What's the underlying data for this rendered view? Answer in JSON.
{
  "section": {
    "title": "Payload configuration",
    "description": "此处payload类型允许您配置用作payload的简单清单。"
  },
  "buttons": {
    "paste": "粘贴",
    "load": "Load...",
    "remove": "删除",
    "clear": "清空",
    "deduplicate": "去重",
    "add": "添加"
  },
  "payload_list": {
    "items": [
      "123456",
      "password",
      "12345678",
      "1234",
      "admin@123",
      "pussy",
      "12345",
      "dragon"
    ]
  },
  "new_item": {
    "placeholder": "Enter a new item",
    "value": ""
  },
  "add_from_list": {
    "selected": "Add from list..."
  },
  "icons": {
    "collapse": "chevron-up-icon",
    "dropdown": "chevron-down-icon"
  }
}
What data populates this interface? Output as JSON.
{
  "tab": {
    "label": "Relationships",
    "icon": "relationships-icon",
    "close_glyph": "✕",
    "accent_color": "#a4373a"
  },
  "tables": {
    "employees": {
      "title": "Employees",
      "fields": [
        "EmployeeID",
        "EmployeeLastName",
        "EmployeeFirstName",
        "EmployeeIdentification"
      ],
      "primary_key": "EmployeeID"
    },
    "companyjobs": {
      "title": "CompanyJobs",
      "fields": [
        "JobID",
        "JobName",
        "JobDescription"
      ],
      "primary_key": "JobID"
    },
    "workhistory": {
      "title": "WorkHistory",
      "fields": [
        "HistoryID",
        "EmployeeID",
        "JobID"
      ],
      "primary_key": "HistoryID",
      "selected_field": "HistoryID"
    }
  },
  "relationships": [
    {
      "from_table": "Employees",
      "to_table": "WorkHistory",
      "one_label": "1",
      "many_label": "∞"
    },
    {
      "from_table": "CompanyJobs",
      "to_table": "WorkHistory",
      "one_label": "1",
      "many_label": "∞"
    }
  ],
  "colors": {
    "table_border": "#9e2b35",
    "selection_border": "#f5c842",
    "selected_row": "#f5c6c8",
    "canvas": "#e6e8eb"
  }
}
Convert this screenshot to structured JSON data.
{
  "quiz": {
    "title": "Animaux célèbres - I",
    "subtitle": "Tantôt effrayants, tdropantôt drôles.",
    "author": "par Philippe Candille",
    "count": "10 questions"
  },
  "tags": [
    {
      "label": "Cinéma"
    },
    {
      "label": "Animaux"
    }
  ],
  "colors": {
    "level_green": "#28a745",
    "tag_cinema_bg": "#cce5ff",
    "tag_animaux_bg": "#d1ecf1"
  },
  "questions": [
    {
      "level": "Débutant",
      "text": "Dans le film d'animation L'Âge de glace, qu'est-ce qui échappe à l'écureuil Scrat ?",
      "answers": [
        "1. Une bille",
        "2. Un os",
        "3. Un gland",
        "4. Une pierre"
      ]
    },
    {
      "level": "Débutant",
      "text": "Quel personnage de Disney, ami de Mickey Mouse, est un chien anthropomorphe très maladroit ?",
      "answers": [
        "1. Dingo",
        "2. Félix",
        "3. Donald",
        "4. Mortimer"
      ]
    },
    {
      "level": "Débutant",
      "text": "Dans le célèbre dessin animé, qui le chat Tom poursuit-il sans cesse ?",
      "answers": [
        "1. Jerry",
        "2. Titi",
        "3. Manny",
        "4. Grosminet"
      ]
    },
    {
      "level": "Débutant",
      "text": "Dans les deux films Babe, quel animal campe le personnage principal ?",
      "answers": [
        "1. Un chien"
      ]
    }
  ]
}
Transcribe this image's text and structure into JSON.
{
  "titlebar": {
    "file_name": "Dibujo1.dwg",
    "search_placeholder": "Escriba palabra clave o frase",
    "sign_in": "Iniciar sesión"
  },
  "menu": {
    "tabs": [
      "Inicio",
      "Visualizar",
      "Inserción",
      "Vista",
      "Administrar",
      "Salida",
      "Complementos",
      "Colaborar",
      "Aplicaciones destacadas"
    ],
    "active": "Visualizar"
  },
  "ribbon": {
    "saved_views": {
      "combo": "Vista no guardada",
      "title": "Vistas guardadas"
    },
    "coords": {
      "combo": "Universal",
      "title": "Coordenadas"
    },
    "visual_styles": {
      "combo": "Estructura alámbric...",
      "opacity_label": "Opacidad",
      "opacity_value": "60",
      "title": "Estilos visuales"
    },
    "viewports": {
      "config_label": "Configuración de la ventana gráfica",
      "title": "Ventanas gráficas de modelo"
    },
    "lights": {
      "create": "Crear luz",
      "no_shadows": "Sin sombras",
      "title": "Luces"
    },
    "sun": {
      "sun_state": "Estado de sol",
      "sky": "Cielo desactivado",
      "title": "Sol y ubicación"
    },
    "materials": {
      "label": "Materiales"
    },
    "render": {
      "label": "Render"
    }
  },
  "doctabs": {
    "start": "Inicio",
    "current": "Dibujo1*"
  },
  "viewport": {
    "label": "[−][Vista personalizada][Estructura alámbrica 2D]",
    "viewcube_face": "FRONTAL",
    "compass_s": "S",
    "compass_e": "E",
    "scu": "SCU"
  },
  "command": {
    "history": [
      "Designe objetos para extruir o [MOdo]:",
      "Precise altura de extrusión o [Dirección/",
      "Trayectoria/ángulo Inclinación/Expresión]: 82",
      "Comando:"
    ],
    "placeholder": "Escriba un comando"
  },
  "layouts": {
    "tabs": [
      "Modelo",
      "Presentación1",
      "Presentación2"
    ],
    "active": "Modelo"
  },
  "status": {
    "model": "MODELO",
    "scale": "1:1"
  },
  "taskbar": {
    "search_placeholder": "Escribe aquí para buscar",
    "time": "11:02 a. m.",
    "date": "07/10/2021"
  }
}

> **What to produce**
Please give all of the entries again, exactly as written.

> **Response to the task**
What's the underlying data for this rendered view? Answer in JSON.
{
  "section": {
    "title": "Payload configuration",
    "description": "此处payload类型允许您配置用作payload的简单清单。"
  },
  "buttons": {
    "paste": "粘贴",
    "load": "Load...",
    "remove": "删除",
    "clear": "清空",
    "deduplicate": "去重",
    "add": "添加"
  },
  "payload_list": {
    "items": [
      "123456",
      "password",
      "12345678",
      "1234",
      "admin@123",
      "pussy",
      "12345",
      "dragon"
    ]
  },
  "new_item": {
    "placeholder": "Enter a new item",
    "value": ""
  },
  "add_from_list": {
    "selected": "Add from list..."
  },
  "icons": {
    "collapse": "chevron-up-icon",
    "dropdown": "chevron-down-icon"
  }
}
What data populates this interface? Output as JSON.
{
  "tab": {
    "label": "Relationships",
    "icon": "relationships-icon",
    "close_glyph": "✕",
    "accent_color": "#a4373a"
  },
  "tables": {
    "employees": {
      "title": "Employees",
      "fields": [
        "EmployeeID",
        "EmployeeLastName",
        "EmployeeFirstName",
        "EmployeeIdentification"
      ],
      "primary_key": "EmployeeID"
    },
    "companyjobs": {
      "title": "CompanyJobs",
      "fields": [
        "JobID",
        "JobName",
        "JobDescription"
      ],
      "primary_key": "JobID"
    },
    "workhistory": {
      "title": "WorkHistory",
      "fields": [
        "HistoryID",
        "EmployeeID",
        "JobID"
      ],
      "primary_key": "HistoryID",
      "selected_field": "HistoryID"
    }
  },
  "relationships": [
    {
      "from_table": "Employees",
      "to_table": "WorkHistory",
      "one_label": "1",
      "many_label": "∞"
    },
    {
      "from_table": "CompanyJobs",
      "to_table": "WorkHistory",
      "one_label": "1",
      "many_label": "∞"
    }
  ],
  "colors": {
    "table_border": "#9e2b35",
    "selection_border": "#f5c842",
    "selected_row": "#f5c6c8",
    "canvas": "#e6e8eb"
  }
}
Convert this screenshot to structured JSON data.
{
  "quiz": {
    "title": "Animaux célèbres - I",
    "subtitle": "Tantôt effrayants, tdropantôt drôles.",
    "author": "par Philippe Candille",
    "count": "10 questions"
  },
  "tags": [
    {
      "label": "Cinéma"
    },
    {
      "label": "Animaux"
    }
  ],
  "colors": {
    "level_green": "#28a745",
    "tag_cinema_bg": "#cce5ff",
    "tag_animaux_bg": "#d1ecf1"
  },
  "questions": [
    {
      "level": "Débutant",
      "text": "Dans le film d'animation L'Âge de glace, qu'est-ce qui échappe à l'écureuil Scrat ?",
      "answers": [
        "1. Une bille",
        "2. Un os",
        "3. Un gland",
        "4. Une pierre"
      ]
    },
    {
      "level": "Débutant",
      "text": "Quel personnage de Disney, ami de Mickey Mouse, est un chien anthropomorphe très maladroit ?",
      "answers": [
        "1. Dingo",
        "2. Félix",
        "3. Donald",
        "4. Mortimer"
      ]
    },
    {
      "level": "Débutant",
      "text": "Dans le célèbre dessin animé, qui le chat Tom poursuit-il sans cesse ?",
      "answers": [
        "1. Jerry",
        "2. Titi",
        "3. Manny",
        "4. Grosminet"
      ]
    },
    {
      "level": "Débutant",
      "text": "Dans les deux films Babe, quel animal campe le personnage principal ?",
      "answers": [
        "1. Un chien"
      ]
    }
  ]
}
Transcribe this image's text and structure into JSON.
{
  "titlebar": {
    "file_name": "Dibujo1.dwg",
    "search_placeholder": "Escriba palabra clave o frase",
    "sign_in": "Iniciar sesión"
  },
  "menu": {
    "tabs": [
      "Inicio",
      "Visualizar",
      "Inserción",
      "Vista",
      "Administrar",
      "Salida",
      "Complementos",
      "Colaborar",
      "Aplicaciones destacadas"
    ],
    "active": "Visualizar"
  },
  "ribbon": {
    "saved_views": {
      "combo": "Vista no guardada",
      "title": "Vistas guardadas"
    },
    "coords": {
      "combo": "Universal",
      "title": "Coordenadas"
    },
    "visual_styles": {
      "combo": "Estructura alámbric...",
      "opacity_label": "Opacidad",
      "opacity_value": "60",
      "title": "Estilos visuales"
    },
    "viewports": {
      "config_label": "Configuración de la ventana gráfica",
      "title": "Ventanas gráficas de modelo"
    },
    "lights": {
      "create": "Crear luz",
      "no_shadows": "Sin sombras",
      "title": "Luces"
    },
    "sun": {
      "sun_state": "Estado de sol",
      "sky": "Cielo desactivado",
      "title": "Sol y ubicación"
    },
    "materials": {
      "label": "Materiales"
    },
    "render": {
      "label": "Render"
    }
  },
  "doctabs": {
    "start": "Inicio",
    "current": "Dibujo1*"
  },
  "viewport": {
    "label": "[−][Vista personalizada][Estructura alámbrica 2D]",
    "viewcube_face": "FRONTAL",
    "compass_s": "S",
    "compass_e": "E",
    "scu": "SCU"
  },
  "command": {
    "history": [
      "Designe objetos para extruir o [MOdo]:",
      "Precise altura de extrusión o [Dirección/",
      "Trayectoria/ángulo Inclinación/Expresión]: 82",
      "Comando:"
    ],
    "placeholder": "Escriba un comando"
  },
  "layouts": {
    "tabs": [
      "Modelo",
      "Presentación1",
      "Presentación2"
    ],
    "active": "Modelo"
  },
  "status": {
    "model": "MODELO",
    "scale": "1:1"
  },
  "taskbar": {
    "search_placeholder": "Escribe aquí para buscar",
    "time": "11:02 a. m.",
    "date": "07/10/2021"
  }
}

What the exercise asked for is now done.